> [Exercise objective]:
Search the entries for the word "timestamp" and copy each line that has it.

> [Supplied information]:

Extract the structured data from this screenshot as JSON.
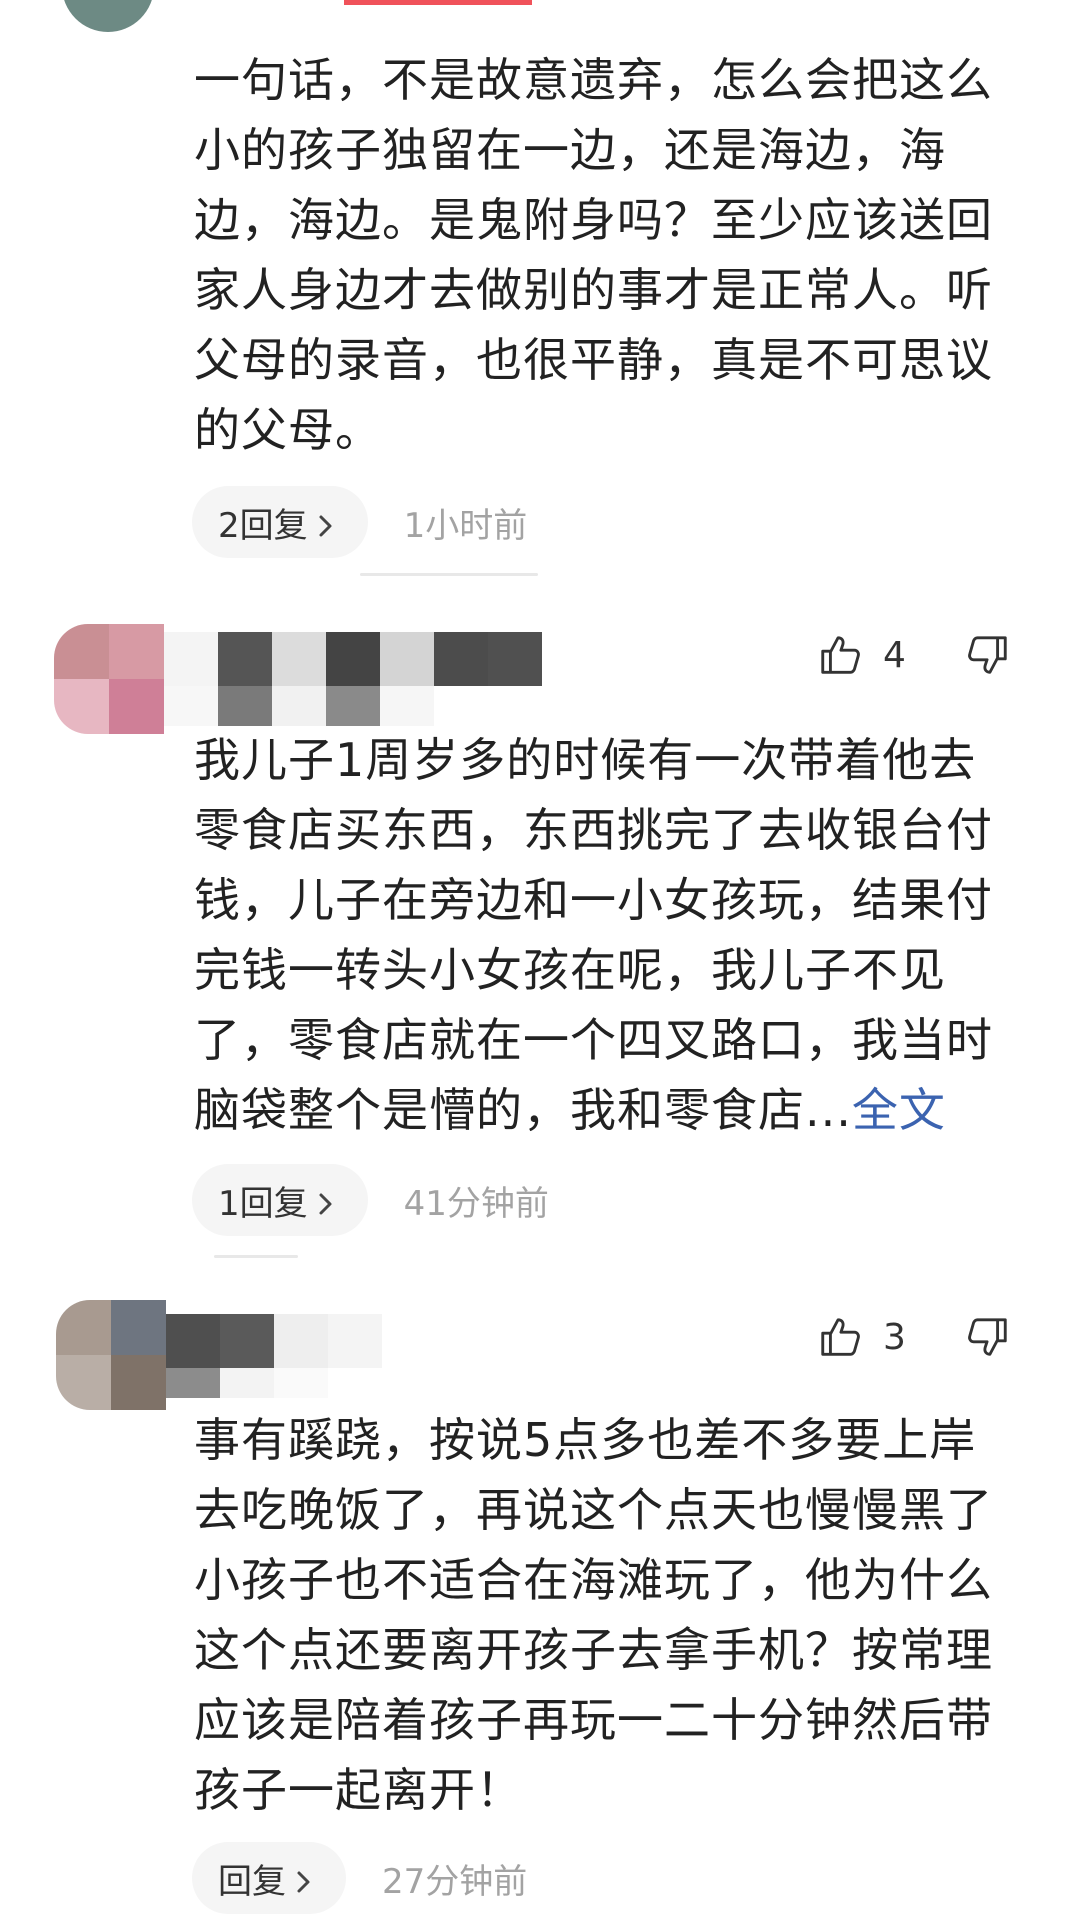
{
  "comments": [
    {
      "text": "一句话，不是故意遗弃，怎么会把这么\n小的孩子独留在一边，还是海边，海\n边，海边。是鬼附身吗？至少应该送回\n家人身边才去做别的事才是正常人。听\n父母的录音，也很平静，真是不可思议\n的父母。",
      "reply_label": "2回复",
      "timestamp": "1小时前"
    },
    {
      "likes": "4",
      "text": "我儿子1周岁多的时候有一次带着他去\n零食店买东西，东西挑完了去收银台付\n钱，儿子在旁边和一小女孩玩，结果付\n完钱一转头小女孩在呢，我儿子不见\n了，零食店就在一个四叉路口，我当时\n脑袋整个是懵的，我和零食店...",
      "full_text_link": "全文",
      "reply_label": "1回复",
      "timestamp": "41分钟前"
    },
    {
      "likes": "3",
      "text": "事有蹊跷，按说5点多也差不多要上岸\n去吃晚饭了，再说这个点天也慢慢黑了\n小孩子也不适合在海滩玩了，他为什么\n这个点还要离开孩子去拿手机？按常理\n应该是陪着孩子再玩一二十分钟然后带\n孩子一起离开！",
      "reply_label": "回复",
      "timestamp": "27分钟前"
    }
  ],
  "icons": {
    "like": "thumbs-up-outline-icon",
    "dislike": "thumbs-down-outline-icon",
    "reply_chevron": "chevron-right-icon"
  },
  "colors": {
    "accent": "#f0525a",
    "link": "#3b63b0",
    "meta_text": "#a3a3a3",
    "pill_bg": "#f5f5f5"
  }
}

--

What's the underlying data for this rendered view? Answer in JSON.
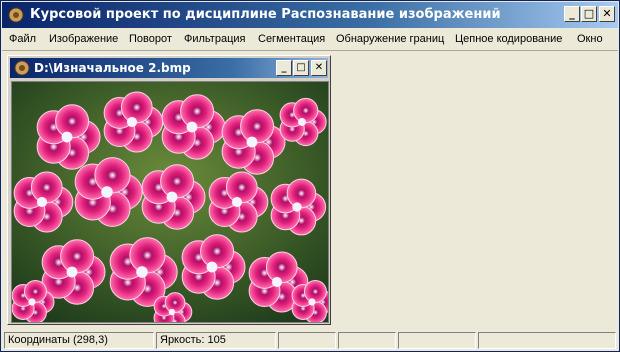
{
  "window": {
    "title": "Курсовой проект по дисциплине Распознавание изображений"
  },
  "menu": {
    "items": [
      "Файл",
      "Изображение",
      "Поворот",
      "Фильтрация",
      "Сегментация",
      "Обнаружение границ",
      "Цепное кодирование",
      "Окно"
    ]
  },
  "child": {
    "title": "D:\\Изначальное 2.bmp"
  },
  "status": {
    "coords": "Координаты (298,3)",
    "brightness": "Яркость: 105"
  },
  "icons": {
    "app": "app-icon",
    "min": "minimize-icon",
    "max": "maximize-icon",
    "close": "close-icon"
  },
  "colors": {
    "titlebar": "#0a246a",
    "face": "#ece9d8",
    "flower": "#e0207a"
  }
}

> [Task solution]:
      "timestamp": "1小时前"
      "timestamp": "41分钟前"
      "timestamp": "27分钟前"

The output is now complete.